Since stopping wearing night time nappies 4 months ago, our 6 y-o has, like clockwork, got herself up, usually around 10.30 or 11, to go to the loo. We don't even help her, she is so used to it & literally 'does it in her sleep'. Even when in Bosnia, in a ski chalet, with a very steep narrow attic staircase & no lights on, she would get herself up, negotiate her way successfully down the stairs, through the living room & into the bathroom & then retrace her steps, quite happily. In the dark. She never remembers doing any of this.
On Monday night this week, I heard the familiar creak of her door opening, a pause of roughly 'visit to the bathroom' length & then she came into the kitchen, rubbing her eyes. I talked to her, telling her what a clever girl she was & suggesting we 'go back to bed now'? She nodded, & I led her back to bed, tucked her in & kissed her, closing the door as I left. Less than a minute later she was back in the kitchen beside me saying “I can't do it. I just can't do it.” I was a bit confused until Mr Ngo suggested maybe she hadn't actually 'been' to the loo. When asked if she needed to go she nodded, so we walked out of the kitchen & she went ahead of me straight of me &.....into the spare-room.
No, it's this way.” I said. She sat on the loo, eyes closed, feet dangling. Once finished, again I led her out & pushed open the bedroom door, turning to speak to her, only to discover she was no where to be seen. I called “Where are you?”
“Here.” she said. She was in the sitting room. “What are you doing in there?” I asked. She didn't know. Of course. Next morning she had no recollection of this whatsoever. She is also convinced we make up these stories for our breakfast amusement. She is very sensitive to being 'laughed at'.
Later that same night, around midnight, I saw the children's bedroom light on, so I went in & found our 10 y-o sitting on the floor in nothing but his underpants rummaging through his drawer looking for socks.
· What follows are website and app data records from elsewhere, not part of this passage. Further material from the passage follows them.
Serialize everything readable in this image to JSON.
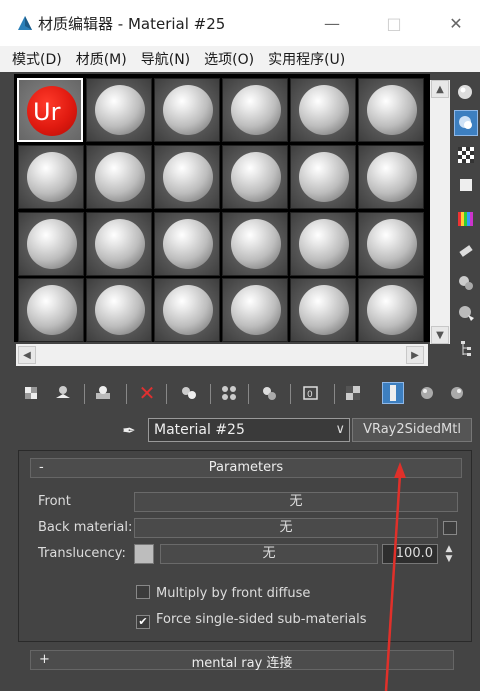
{
  "window": {
    "title": "材质编辑器 - Material #25",
    "minimize": "—",
    "maximize": "□",
    "close": "✕"
  },
  "menu": [
    "模式(D)",
    "材质(M)",
    "导航(N)",
    "选项(O)",
    "实用程序(U)"
  ],
  "slots": {
    "active_label": "Ur",
    "rows": 4,
    "cols": 6
  },
  "scroll": {
    "up": "▲",
    "down": "▼",
    "left": "◀",
    "right": "▶"
  },
  "material": {
    "eyedropper": "✒",
    "name": "Material #25",
    "dropdown_arrow": "∨",
    "type": "VRay2SidedMtl"
  },
  "parameters": {
    "sign": "-",
    "title": "Parameters",
    "front_label": "Front",
    "front_value": "无",
    "back_label": "Back material:",
    "back_value": "无",
    "translucency_label": "Translucency:",
    "translucency_map": "无",
    "translucency_amount": "100.0",
    "multiply_label": "Multiply by front diffuse",
    "multiply_checked": "",
    "force_label": "Force single-sided sub-materials",
    "force_checked": "✔"
  },
  "mental_ray": {
    "sign": "+",
    "title": "mental ray 连接"
  },
  "colors": {
    "panel_bg": "#444444",
    "active_slot": "#e01a10",
    "annotation_arrow": "#e0302a"
  }
}
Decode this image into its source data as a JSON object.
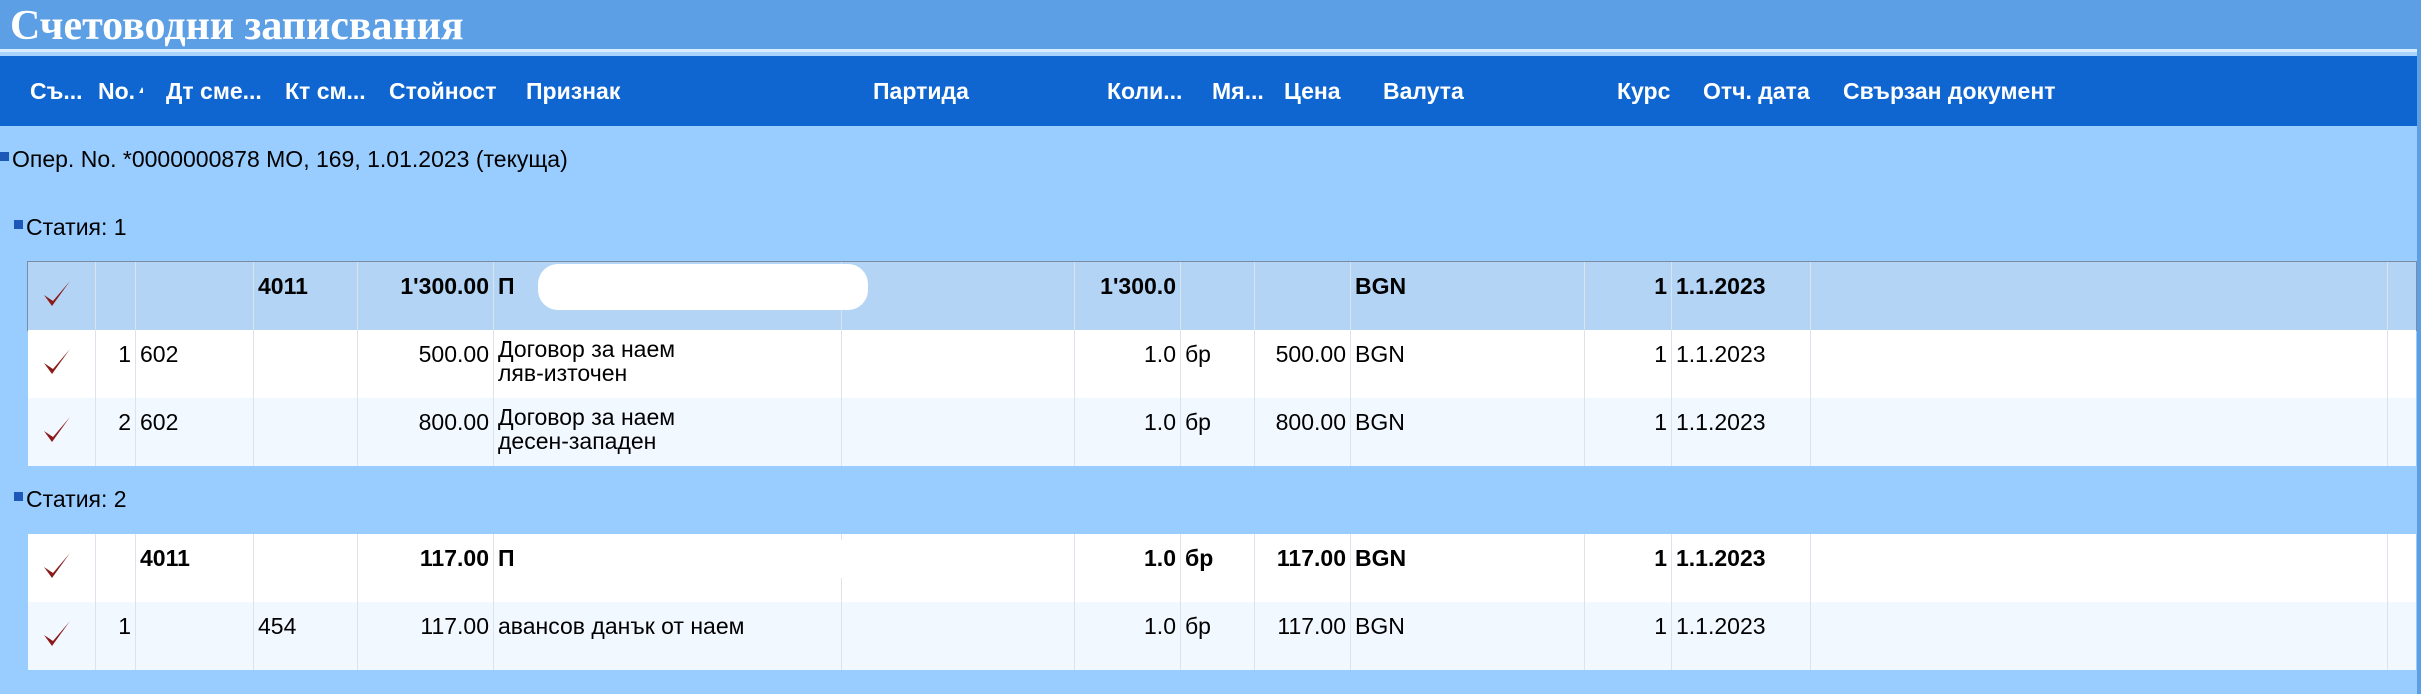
{
  "window": {
    "title": "Счетоводни записвания"
  },
  "columns": {
    "status": "Съ...",
    "no": "No.",
    "no_sort": "▲",
    "debit": "Дт сме...",
    "credit": "Кт см...",
    "amount": "Стойност",
    "sign": "Признак",
    "batch": "Партида",
    "qty": "Коли...",
    "unit": "Мя...",
    "price": "Цена",
    "currency": "Валута",
    "rate": "Курс",
    "date": "Отч. дата",
    "related": "Свързан документ"
  },
  "operation": {
    "label": "Опер. No. *0000000878 МО, 169, 1.01.2023 (текуща)"
  },
  "articles": [
    {
      "label": "Статия: 1",
      "rows": [
        {
          "checked": true,
          "no": "",
          "debit": "",
          "credit": "4011",
          "amount": "1'300.00",
          "sign": "П",
          "batch": "",
          "qty": "1'300.0",
          "unit": "",
          "price": "",
          "currency": "BGN",
          "rate": "1",
          "date": "1.1.2023",
          "related": ""
        },
        {
          "checked": true,
          "no": "1",
          "debit": "602",
          "credit": "",
          "amount": "500.00",
          "sign": "Договор за наем\nляв-източен",
          "batch": "",
          "qty": "1.0",
          "unit": "бр",
          "price": "500.00",
          "currency": "BGN",
          "rate": "1",
          "date": "1.1.2023",
          "related": ""
        },
        {
          "checked": true,
          "no": "2",
          "debit": "602",
          "credit": "",
          "amount": "800.00",
          "sign": "Договор за наем\nдесен-западен",
          "batch": "",
          "qty": "1.0",
          "unit": "бр",
          "price": "800.00",
          "currency": "BGN",
          "rate": "1",
          "date": "1.1.2023",
          "related": ""
        }
      ]
    },
    {
      "label": "Статия: 2",
      "rows": [
        {
          "checked": true,
          "no": "",
          "debit": "4011",
          "credit": "",
          "amount": "117.00",
          "sign": "П",
          "batch": "",
          "qty": "1.0",
          "unit": "бр",
          "price": "117.00",
          "currency": "BGN",
          "rate": "1",
          "date": "1.1.2023",
          "related": ""
        },
        {
          "checked": true,
          "no": "1",
          "debit": "",
          "credit": "454",
          "amount": "117.00",
          "sign": "авансов данък от наем",
          "batch": "",
          "qty": "1.0",
          "unit": "бр",
          "price": "117.00",
          "currency": "BGN",
          "rate": "1",
          "date": "1.1.2023",
          "related": ""
        }
      ]
    }
  ],
  "colors": {
    "title_bg": "#5c9fe5",
    "header_bg": "#0f66d0",
    "content_bg": "#99ccff",
    "check_red": "#8b1a1a",
    "selected_row": "#b3d4f4"
  }
}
“What are you doing?” I asked.
“Getting dressed,” he replied “But I don't know what to wear.”
“How about pyjamas?” I suggested. He looked at me as if I was mad, so I explained it was still night time & he still had quite a few hours ahead of him. He checked his watch, gave a little smile & put his pyjamas back on.
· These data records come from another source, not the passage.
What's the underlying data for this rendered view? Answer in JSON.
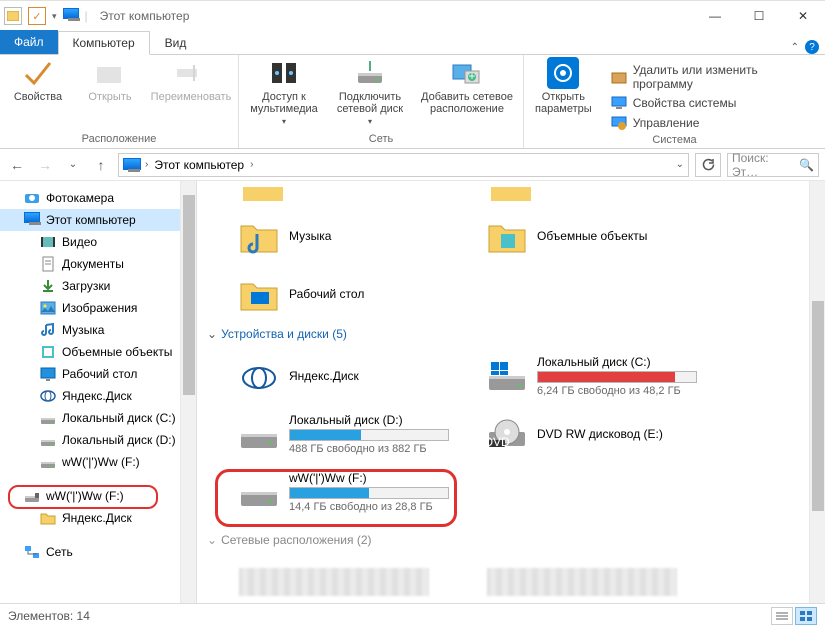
{
  "window": {
    "title": "Этот компьютер",
    "controls": {
      "min": "—",
      "max": "☐",
      "close": "✕"
    }
  },
  "tabs": {
    "file": "Файл",
    "computer": "Компьютер",
    "view": "Вид"
  },
  "ribbon": {
    "groups": {
      "location": {
        "label": "Расположение",
        "properties": "Свойства",
        "open": "Открыть",
        "rename": "Переименовать"
      },
      "network": {
        "label": "Сеть",
        "media": "Доступ к\nмультимедиа",
        "mapdrive": "Подключить\nсетевой диск",
        "addnet": "Добавить сетевое\nрасположение"
      },
      "system": {
        "label": "Система",
        "openparams": "Открыть\nпараметры",
        "uninstall": "Удалить или изменить программу",
        "sysprops": "Свойства системы",
        "manage": "Управление"
      }
    }
  },
  "addressbar": {
    "path_root": "Этот компьютер",
    "search_placeholder": "Поиск: Эт…"
  },
  "nav": {
    "items": [
      {
        "label": "Фотокамера",
        "icon": "camera-icon"
      },
      {
        "label": "Этот компьютер",
        "icon": "pc-icon",
        "selected": true
      },
      {
        "label": "Видео",
        "icon": "video-icon",
        "lvl": 2
      },
      {
        "label": "Документы",
        "icon": "documents-icon",
        "lvl": 2
      },
      {
        "label": "Загрузки",
        "icon": "downloads-icon",
        "lvl": 2
      },
      {
        "label": "Изображения",
        "icon": "pictures-icon",
        "lvl": 2
      },
      {
        "label": "Музыка",
        "icon": "music-icon",
        "lvl": 2
      },
      {
        "label": "Объемные объекты",
        "icon": "3d-icon",
        "lvl": 2
      },
      {
        "label": "Рабочий стол",
        "icon": "desktop-icon",
        "lvl": 2
      },
      {
        "label": "Яндекс.Диск",
        "icon": "yadisk-icon",
        "lvl": 2
      },
      {
        "label": "Локальный диск (C:)",
        "icon": "drive-icon",
        "lvl": 2
      },
      {
        "label": "Локальный диск (D:)",
        "icon": "drive-icon",
        "lvl": 2
      },
      {
        "label": "wW('|')Ww (F:)",
        "icon": "drive-icon",
        "lvl": 2,
        "circled": true
      },
      {
        "label": "wW('|')Ww (F:)",
        "icon": "usb-icon"
      },
      {
        "label": "Яндекс.Диск",
        "icon": "folder-icon",
        "lvl": 2
      },
      {
        "label": "Сеть",
        "icon": "network-icon"
      }
    ]
  },
  "content": {
    "folders": [
      {
        "label": "Музыка"
      },
      {
        "label": "Объемные объекты"
      },
      {
        "label": "Рабочий стол"
      }
    ],
    "drives_header": "Устройства и диски (5)",
    "drives": [
      {
        "name": "Яндекс.Диск",
        "type": "cloud"
      },
      {
        "name": "Локальный диск (C:)",
        "free": "6,24 ГБ свободно из 48,2 ГБ",
        "pct": 87,
        "warn": true
      },
      {
        "name": "Локальный диск (D:)",
        "free": "488 ГБ свободно из 882 ГБ",
        "pct": 45
      },
      {
        "name": "DVD RW дисковод (E:)",
        "type": "dvd"
      },
      {
        "name": "wW('|')Ww (F:)",
        "free": "14,4 ГБ свободно из 28,8 ГБ",
        "pct": 50,
        "circled": true
      }
    ],
    "netloc_header": "Сетевые расположения (2)"
  },
  "statusbar": {
    "count_label": "Элементов: 14"
  }
}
They say sleepwalking is not indicative of any psychological disturbance,but you do wonder what's going on in their little minds.
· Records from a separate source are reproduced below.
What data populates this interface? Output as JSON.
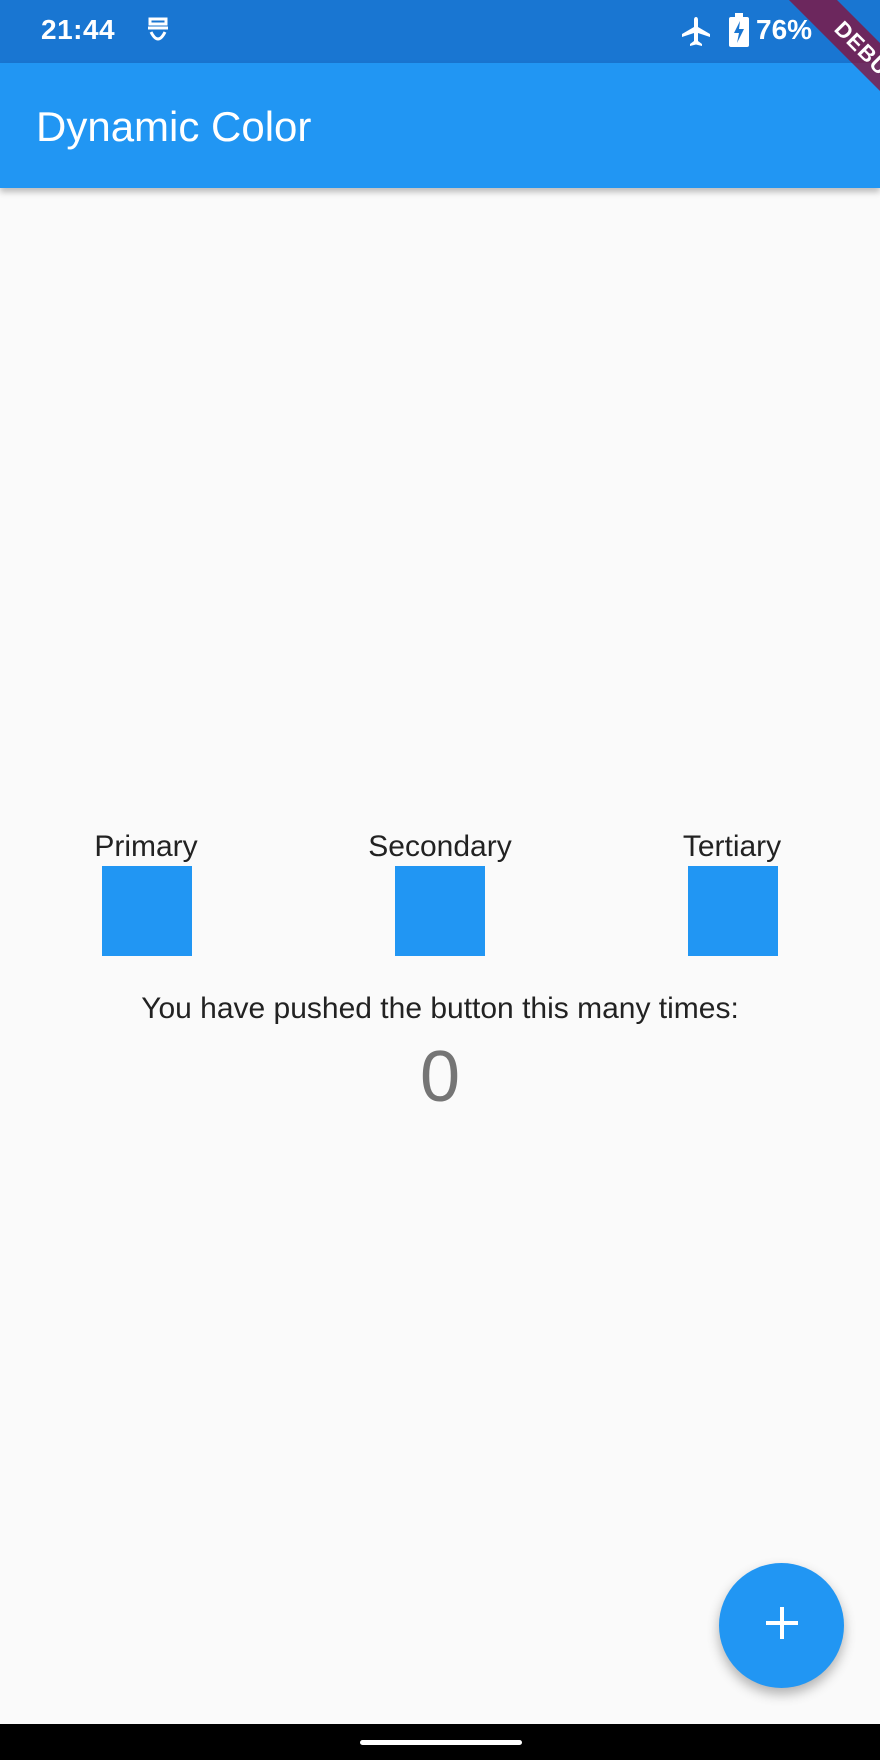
{
  "status_bar": {
    "time": "21:44",
    "battery": "76%",
    "icons": [
      "app-notification-icon",
      "airplane-mode-icon",
      "battery-charging-icon"
    ],
    "background_color": "#1976d2"
  },
  "app_bar": {
    "title": "Dynamic Color",
    "background_color": "#2196f3"
  },
  "debug_banner": "DEBUG",
  "swatches": [
    {
      "label": "Primary",
      "color": "#2196f3"
    },
    {
      "label": "Secondary",
      "color": "#2196f3"
    },
    {
      "label": "Tertiary",
      "color": "#2196f3"
    }
  ],
  "counter": {
    "caption": "You have pushed the button this many times:",
    "value": "0"
  },
  "fab": {
    "icon": "plus-icon",
    "color": "#2196f3"
  }
}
It normally occurs between 11 & 1 in the 1st third of the night, only usually occurs once a night & is hereditary. It is also most common in children aged 4-8 & also commoner amongst bed wetters. My daughter isn't a bed wetter, since abandoning nappies. If she didn't sleepwalk, she would be though...
It is also supposed to be hereditary. I know my mum used to tell me I would engage her in conversation at night or sit bolt upright in bed when she came in to tuck me in saying “I am awake you know” (Strange child that I was.) It also doesn't have to involve actual walking but more often repeated or routine behaviours.
The only 'sleepwalking' I've known my husband to do once in 20 years was when he got up for his customary visit to the bathroom, but mistook the landing for the bathroom. Fortunately, having been disturbed, I often get up too, & on this occasion followed my husband out onto the landing. Let's just say spotting the characteristic stance, I got there in the nick of time & steered him into the bathroom.
Of course he is convinced I made up the entire incident for a joke. Like father, like daughter.
A former colleague of mine had a husband who had a severe sleepwalking problem, he had got out of the house, tried to drive the car on several occasions, & , more helpfully, when they were moving house, was taking pictures off the walls & packing boxes in his sleep. Seriously though, that would make me lose sleep. What a worry.
It has always been something of a mystery & wasn't even seriously investigated until the 20th century. It seems the reality is much more mundane than all the literary & musical allusions make it out to be. And indeed there are some interesting cases of people who have committed murders whilst sleepwalking & been acquitted. Legally it's called temporary insanity.
Do you have any experience of sleep walking?